Four expanders (64 inputs) should be plenty for your purpose.

The OP is using a MEGA and I assume many of the input are direct wired. In my particular case many of the inputs are via I2C PCF8575 I/O boards. Still leaves the 'scanning' aspect as the 8 bit input word for the 8 bit input port (PORTD from above) is essentially the same thing.

adwsystems:
I too have been pondering solutions to manage a large number of digital inputs, without having to scan (ie., read every time through loop()) each pin or port. I haven’t found one I like yet.

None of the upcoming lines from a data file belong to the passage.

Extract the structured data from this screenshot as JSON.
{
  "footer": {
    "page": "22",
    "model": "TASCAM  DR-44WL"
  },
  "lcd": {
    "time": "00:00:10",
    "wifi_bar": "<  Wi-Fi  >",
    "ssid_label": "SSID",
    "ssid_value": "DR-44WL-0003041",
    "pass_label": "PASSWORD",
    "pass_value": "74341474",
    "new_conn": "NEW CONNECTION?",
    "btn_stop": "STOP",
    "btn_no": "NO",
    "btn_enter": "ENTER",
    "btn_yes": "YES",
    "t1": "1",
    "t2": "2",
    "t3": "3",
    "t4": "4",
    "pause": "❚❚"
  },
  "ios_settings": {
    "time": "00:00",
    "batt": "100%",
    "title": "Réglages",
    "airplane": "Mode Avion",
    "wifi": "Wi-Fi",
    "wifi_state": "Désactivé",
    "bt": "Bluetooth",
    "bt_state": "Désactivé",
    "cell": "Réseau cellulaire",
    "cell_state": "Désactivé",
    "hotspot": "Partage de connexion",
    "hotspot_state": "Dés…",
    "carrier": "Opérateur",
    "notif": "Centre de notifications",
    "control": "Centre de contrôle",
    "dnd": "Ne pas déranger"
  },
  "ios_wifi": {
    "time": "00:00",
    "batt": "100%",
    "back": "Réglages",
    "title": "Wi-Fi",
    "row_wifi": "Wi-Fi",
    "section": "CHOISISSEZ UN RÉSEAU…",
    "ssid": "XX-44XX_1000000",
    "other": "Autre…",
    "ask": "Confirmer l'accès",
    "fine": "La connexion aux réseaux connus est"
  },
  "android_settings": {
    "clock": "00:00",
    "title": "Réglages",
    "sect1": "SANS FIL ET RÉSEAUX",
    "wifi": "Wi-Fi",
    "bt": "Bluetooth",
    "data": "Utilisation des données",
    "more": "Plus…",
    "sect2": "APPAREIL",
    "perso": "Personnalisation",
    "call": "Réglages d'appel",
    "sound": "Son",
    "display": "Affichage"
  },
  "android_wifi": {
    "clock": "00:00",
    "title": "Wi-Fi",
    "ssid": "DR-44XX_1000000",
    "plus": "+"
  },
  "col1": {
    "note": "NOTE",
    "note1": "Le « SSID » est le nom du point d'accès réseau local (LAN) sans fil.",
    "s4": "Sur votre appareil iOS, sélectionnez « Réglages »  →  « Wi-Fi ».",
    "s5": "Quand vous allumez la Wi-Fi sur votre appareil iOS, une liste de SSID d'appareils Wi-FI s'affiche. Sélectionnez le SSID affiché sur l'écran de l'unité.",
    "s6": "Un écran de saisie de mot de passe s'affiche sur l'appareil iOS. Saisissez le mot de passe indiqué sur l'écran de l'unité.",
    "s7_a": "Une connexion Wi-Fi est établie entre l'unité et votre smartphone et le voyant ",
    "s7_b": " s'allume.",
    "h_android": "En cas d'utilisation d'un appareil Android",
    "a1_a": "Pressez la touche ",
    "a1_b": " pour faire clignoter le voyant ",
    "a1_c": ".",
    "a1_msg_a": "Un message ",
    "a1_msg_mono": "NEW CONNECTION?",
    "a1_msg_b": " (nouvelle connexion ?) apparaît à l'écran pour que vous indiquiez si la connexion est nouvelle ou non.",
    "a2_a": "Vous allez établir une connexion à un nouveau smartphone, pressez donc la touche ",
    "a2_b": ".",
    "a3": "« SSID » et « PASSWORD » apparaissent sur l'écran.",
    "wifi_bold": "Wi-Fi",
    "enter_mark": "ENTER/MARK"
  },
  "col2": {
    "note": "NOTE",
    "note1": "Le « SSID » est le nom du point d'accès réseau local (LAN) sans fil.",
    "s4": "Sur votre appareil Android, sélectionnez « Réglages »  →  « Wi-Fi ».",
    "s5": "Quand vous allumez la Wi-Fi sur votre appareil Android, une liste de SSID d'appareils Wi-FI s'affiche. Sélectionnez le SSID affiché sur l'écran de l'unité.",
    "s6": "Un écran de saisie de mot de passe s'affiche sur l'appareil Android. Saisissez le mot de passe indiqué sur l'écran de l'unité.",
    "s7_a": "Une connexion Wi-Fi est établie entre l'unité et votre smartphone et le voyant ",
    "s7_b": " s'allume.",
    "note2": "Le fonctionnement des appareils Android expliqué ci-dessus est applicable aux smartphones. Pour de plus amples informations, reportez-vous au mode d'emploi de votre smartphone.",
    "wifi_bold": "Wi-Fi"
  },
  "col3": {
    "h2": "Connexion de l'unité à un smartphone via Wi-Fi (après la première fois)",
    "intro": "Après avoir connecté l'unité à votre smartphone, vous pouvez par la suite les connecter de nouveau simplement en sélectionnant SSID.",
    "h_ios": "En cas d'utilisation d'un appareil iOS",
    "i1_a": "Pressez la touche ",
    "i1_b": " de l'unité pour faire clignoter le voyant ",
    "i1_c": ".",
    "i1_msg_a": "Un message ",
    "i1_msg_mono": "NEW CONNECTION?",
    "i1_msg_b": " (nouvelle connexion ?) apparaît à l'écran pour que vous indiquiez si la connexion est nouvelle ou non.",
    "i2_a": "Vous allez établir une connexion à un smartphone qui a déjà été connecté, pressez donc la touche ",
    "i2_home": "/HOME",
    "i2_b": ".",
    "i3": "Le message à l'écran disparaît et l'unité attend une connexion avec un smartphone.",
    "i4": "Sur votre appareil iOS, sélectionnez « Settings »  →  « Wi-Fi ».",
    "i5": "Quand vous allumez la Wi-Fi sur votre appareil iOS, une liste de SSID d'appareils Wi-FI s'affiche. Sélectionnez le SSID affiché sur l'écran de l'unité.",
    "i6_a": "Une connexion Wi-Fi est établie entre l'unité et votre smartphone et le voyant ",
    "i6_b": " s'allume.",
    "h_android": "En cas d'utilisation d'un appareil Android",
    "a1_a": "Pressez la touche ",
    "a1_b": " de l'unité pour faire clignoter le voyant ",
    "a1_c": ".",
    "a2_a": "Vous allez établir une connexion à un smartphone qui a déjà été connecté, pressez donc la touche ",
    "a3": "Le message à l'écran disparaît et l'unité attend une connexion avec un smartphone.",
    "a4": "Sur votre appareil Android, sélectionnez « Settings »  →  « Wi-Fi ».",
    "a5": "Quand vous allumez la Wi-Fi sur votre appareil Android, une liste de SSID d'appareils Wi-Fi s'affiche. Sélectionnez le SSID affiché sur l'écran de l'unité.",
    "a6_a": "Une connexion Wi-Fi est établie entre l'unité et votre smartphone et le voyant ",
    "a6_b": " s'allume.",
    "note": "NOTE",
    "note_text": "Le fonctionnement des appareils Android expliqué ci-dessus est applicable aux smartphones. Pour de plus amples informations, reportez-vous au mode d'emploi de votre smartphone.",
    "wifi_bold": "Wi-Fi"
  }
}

Well, with a large number of inputs - such as a keyboard (but you would always scan a keyboard as a matrix anyway), you most certainly scan them by the width of the port at a time, because the actual comparison operators in code are generally byte/ word wide, so that becomes the fastest way. When you find something has changed, you go to the bit level, identify the first changed bit, process that, alter the mask to confirm it as changed, and run the test again to see if another has changed.

It is pointed out that PCF8574 or such chips are good as you can just poll the pin change interrupt pins …

adwsystems:
Which is faster

if (changedPin | (1 << 0)) {} // PD0 changed.

or

if (bitRead (changed pin(0))) {} // PD0 changed

Darned if I know - I don’t even understand that! :astonished:

adwsystems:
In my particular case many of the inputs are via I2C PCF8575 I/O boards.

Which also makes more sense than using a Mega 2560 in any case as it simplifies the wiring loom by modularising it. You group the inputs by 8s and have fewer (I2C) lines running from group to group.

Limited length of I2C bus you say? Is it any better running masses of wire from a Mega 2560 the same distance?

Paul__B:
Which also makes more sense than using a Mega 2560 in any case as it simplifies the wiring loom by modularising it. You group the inputs by 8s and have fewer (I2C) lines running from group to group.

Only if the source of the inputs is grouped somewhere away from the Arduino, or that you can otherwise group 8 or 16 of them together on a single port expander. You somehow, somewhere have 50 pairs of wires going to the individual buttons. Well, maybe a few less depending on the physical layout of course, but in the end every button has two connections.

I’m working on a project that has some 20 sensors total plus 8 pumps to be controlled - going to be mostly cables of three strands each for the sensors, and only at the PCB, right next to the MCP23017s and the ESP8266, they all come together. The sensors are just too far apart to bundle them elsewhere. Also the pumps connect directly on the PCB. Going to be a big bundle of wires, glad I don’t have to do this for 50 inputs!

Monitoring the interrupt lines is a good idea indeed, much faster than requesting the current port states over I2C.

wvmarle:
Monitoring the interrupt lines is a good idea indeed, much faster than requesting the current port states over I2C.

You can do the same thing with '328 PortX.